## Task to carry out
From the data below, copy each line that includes the word "Ordner".
BEGIN Dataset content
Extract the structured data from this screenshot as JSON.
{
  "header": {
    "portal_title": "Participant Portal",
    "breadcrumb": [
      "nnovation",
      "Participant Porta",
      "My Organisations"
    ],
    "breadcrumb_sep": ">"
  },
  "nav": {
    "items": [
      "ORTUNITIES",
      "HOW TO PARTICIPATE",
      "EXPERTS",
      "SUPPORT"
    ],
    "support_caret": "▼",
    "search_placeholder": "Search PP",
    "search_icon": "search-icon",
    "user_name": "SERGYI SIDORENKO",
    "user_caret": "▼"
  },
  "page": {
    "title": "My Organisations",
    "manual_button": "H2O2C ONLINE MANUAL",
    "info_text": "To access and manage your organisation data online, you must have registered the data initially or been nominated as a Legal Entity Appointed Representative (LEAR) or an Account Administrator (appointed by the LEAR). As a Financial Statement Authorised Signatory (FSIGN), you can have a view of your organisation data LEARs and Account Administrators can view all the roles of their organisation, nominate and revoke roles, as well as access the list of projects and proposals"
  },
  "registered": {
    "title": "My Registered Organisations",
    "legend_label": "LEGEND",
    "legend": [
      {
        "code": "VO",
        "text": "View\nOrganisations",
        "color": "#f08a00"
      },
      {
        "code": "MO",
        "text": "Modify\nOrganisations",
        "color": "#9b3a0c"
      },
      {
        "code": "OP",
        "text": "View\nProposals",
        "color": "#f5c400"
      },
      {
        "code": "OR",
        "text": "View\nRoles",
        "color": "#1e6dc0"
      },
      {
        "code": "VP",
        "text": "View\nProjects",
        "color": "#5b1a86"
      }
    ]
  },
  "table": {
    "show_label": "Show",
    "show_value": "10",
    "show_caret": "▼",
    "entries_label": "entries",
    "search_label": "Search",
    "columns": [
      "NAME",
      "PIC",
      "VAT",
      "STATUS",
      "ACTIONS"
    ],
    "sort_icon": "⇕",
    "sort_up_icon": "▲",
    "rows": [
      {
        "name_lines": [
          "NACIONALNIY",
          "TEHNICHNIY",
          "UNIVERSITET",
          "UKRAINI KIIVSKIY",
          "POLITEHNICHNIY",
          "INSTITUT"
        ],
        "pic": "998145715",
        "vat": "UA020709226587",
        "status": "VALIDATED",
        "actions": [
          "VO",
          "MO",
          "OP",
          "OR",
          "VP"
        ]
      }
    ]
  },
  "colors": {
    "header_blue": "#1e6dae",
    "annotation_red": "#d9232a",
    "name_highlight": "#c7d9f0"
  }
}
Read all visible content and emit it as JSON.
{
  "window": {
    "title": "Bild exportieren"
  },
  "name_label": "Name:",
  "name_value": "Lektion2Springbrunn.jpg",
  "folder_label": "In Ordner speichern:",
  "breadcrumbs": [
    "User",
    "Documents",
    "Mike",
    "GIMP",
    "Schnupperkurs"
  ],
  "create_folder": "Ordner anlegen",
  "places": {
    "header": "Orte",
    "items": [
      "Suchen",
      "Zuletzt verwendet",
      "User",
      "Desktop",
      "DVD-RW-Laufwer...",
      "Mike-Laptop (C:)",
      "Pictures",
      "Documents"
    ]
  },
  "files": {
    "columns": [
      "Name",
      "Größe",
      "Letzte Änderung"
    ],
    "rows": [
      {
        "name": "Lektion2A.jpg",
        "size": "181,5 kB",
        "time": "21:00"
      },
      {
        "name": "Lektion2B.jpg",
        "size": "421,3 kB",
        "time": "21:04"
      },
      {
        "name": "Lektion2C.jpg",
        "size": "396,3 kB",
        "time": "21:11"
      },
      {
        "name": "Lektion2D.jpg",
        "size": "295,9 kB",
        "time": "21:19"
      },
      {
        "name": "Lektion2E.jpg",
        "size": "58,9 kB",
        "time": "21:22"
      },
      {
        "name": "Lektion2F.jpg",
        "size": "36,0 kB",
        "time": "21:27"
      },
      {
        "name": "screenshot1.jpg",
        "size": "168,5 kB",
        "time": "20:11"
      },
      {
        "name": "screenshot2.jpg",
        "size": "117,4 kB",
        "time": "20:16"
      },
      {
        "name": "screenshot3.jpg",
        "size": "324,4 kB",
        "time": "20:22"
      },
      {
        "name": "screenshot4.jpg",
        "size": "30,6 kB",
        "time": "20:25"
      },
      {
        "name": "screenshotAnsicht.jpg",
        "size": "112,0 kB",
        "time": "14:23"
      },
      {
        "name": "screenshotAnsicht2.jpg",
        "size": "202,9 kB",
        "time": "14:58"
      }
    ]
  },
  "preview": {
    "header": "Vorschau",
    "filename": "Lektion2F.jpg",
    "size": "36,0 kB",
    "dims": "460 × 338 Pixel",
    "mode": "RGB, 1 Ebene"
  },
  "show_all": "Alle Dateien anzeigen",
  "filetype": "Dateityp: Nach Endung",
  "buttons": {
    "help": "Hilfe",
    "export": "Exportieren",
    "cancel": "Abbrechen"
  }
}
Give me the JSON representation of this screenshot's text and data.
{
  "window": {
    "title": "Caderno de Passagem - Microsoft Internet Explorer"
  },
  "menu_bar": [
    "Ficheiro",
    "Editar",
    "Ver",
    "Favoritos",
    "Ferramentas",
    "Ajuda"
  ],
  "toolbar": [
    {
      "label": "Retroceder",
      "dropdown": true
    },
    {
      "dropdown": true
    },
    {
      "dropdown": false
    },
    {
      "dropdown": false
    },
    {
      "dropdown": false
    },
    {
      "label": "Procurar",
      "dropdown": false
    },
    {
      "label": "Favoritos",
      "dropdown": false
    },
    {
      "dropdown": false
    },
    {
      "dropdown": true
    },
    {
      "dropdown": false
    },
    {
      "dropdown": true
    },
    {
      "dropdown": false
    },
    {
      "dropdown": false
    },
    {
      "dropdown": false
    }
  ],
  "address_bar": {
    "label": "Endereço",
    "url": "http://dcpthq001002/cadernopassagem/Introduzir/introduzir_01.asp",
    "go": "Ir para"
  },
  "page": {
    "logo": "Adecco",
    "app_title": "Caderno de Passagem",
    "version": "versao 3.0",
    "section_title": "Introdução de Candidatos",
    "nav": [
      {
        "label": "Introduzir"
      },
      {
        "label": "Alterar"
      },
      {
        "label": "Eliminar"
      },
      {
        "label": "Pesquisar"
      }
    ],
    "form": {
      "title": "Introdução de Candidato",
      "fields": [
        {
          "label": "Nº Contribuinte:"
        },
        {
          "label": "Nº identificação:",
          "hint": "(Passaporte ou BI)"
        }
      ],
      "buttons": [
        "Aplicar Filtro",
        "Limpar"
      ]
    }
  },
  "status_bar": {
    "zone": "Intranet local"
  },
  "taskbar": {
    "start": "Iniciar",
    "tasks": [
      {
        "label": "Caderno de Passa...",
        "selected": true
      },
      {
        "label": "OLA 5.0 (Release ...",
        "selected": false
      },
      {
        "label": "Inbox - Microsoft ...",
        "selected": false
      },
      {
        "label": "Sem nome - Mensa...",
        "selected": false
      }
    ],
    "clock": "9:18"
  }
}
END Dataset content
## Result
  "folder_label": "In Ordner speichern:",
  "create_folder": "Ordner anlegen",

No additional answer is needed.